Another useful document which has not gotten the same attention as the publicly released Pentagon report is the study “China Naval Modernization: Implications for U.S. Navy Capabilities—Background and Issues for Congress” by Ronald O’Rourke of the Congressional Research Service. Though written for use on Capitol Hill, the study has become available on the internet. The CRS report notes Chinese objectives beyond an “anti-access” strategy meant to isolate Taiwan from outside help in a war to conquer the island. “Some observers believe that China’s military modernization effort, including its naval modernization effort, is increasingly oriented toward pursuing additional goals, such as asserting or defending China’s claims in maritime territorial disputes, protecting China’s sea lines of communications, displacing U.S. influence in the Pacific, and asserting China’s status as a major world power.”
A vessel reported to be the Ukrainian-made aircraft carrier “Varyag,” which China bought in the 1990s, is seen at a port in Dalian, Liaoning province in this April 17, 2011 file photo.
Color China Photo – In this photo taken on Aug. 6, 2011, a Chinese aircraft carrier, which had been under refurbishment, is docked at Dalian port in in northeast Liaoning province. China’s first aircraft carrier started sea trials Wednesday, Aug. 10, 2011, a step that will likely boost concerns about the country’s naval ambitions amid sea territorial disputes. (AP Photo/Color China Photo)
The aircraft carrier, which is about 300 meters (984 feet) long, plowed through fog and sounded its horn three times as it left the dock, Xinhua said on its military news microblog.
Xinhua said that “building a strong navy that is commensurate with China’s rising status is a necessary step and an inevitable choice for the country to safeguard its increasingly globalised national interests.”
Chinese citizens said the carrier launch showed their country deserved more respect from the rest of the world, despite problems it faces at home.
A high-speed train crash last month left many Chinese people bemoaning what they called officials’ reckless hunger for passing technological milestones.
“An aircraft carrier is the mark of major powers,” Pan Chunli, a 29-year-old IT technician in Beijing told Reuters.
“China has grown dramatically.
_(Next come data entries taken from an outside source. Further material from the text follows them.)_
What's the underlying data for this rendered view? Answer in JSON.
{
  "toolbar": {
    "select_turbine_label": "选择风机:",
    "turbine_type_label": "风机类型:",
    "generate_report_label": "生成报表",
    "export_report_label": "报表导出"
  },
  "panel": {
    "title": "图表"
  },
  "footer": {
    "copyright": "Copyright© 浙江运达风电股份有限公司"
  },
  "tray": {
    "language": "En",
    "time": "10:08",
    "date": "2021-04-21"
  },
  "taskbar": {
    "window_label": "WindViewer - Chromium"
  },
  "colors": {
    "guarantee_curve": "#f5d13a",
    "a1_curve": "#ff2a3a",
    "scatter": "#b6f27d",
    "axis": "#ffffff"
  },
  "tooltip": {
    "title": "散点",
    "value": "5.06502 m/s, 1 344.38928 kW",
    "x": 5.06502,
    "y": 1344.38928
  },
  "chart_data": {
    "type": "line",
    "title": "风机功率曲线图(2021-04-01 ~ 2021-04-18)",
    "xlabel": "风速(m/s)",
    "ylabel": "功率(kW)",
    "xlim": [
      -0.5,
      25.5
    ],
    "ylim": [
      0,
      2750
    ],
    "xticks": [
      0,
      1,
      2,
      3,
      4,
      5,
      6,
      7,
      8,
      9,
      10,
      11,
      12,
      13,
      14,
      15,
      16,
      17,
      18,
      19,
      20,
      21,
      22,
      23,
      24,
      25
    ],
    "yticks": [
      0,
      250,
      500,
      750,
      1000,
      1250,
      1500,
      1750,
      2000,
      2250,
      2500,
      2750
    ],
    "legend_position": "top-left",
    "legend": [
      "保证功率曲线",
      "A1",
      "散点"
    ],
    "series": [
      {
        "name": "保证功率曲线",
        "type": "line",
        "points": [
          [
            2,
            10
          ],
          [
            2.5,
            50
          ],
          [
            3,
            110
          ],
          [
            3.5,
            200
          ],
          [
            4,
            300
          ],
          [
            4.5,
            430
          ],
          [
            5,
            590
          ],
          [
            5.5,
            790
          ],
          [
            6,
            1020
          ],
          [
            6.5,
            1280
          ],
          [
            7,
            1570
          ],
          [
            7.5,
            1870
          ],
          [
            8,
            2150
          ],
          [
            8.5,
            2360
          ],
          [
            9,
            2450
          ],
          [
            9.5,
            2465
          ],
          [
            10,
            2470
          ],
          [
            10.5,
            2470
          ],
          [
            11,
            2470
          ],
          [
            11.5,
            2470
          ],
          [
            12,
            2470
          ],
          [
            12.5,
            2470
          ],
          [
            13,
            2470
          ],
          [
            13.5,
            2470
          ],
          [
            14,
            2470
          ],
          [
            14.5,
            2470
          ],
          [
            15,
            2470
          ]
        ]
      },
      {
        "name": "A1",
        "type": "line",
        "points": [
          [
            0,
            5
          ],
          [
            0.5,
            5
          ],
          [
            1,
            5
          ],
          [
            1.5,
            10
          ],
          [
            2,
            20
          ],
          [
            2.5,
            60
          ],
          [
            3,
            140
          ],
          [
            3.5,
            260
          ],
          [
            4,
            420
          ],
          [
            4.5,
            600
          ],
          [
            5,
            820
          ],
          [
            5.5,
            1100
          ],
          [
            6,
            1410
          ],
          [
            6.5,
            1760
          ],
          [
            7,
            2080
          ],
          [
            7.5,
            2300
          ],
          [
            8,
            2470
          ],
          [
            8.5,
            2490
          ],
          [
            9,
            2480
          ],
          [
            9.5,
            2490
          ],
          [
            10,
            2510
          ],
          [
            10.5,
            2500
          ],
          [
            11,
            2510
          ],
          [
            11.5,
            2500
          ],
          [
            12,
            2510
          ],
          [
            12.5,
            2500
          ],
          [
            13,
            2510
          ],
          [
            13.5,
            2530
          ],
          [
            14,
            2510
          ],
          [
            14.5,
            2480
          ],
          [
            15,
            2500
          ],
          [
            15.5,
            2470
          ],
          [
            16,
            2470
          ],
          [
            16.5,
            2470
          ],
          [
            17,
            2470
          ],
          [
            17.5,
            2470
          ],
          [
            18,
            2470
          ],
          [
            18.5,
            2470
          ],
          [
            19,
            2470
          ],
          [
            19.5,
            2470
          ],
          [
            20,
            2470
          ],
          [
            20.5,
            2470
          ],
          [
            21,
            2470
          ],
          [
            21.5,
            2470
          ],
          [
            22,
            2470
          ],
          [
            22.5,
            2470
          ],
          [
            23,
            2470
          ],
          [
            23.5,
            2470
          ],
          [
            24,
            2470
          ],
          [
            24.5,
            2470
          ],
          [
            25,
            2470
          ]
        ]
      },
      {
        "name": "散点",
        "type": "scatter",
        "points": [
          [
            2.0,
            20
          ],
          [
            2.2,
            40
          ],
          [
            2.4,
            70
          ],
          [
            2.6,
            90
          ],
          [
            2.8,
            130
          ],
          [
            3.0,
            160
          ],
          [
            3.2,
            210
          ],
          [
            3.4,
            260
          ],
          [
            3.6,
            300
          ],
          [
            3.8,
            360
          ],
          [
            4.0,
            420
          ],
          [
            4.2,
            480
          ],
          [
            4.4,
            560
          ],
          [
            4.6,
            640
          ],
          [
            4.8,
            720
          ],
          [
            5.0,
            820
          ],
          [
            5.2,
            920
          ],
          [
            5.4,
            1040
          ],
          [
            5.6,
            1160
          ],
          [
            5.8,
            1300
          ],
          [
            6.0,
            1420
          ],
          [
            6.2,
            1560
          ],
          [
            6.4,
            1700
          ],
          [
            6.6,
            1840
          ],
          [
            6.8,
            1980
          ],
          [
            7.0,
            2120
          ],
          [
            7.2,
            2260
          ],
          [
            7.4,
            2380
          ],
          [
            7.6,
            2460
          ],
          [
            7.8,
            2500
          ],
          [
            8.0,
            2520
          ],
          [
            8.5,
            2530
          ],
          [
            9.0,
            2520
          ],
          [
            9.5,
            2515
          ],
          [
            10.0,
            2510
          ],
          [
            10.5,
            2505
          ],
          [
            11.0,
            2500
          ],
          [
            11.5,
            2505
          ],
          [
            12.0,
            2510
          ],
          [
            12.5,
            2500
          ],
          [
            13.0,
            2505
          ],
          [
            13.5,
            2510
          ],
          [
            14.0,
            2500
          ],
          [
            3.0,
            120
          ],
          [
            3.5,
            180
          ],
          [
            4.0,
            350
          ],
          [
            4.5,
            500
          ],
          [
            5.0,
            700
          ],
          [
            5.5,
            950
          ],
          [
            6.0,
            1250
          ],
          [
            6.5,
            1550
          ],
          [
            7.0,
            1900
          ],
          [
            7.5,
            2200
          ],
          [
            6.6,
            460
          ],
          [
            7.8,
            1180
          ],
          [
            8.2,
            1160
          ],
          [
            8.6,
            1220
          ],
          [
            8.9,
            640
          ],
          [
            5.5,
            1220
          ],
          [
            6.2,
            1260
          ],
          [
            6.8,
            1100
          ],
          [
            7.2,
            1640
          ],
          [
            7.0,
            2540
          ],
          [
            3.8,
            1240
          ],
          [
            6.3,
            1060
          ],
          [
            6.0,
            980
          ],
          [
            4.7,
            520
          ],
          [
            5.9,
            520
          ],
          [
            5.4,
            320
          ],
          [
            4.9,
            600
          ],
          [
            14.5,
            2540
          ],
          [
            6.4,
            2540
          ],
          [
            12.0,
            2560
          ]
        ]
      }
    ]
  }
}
The whole world should take a fresh look at China, viewing it as a rising power that it has the ability to defend its rights and territory.”
Retired Chinese navy Rear Admiral Yin Zhuo told state-run television that his country intended to build an air carrier group, but the task would be long and difficult.
“As for forming a carrier group, I think that will take at least ten years,” he told a Chinese television broadcast on the carrier launch.
PRESTIGE AND POWER
Last month, China confirmed that it was refitting the old, unfinished Soviet carrier hull bought from Ukraine’s government, and sources told Reuters it was also building two of its own carriers.
“China has had a longstanding fascination with the national prestige attached to aircraft carriers, and this first sea trial may be seen as a crucial step toward the goal of achieving great naval power status,” said Chengxin Pan, an expert on China at Deakin University in Australia.
***WHY would the Center for American Progress make trips to CHINA?*** READ
Why Are Andy Stern and Anna Burger of the SEIU Partisan To China’s ACFTU (Ties To Chinese Communist Party)?
***Doing the job the Liberal Bias Media doesn’t do***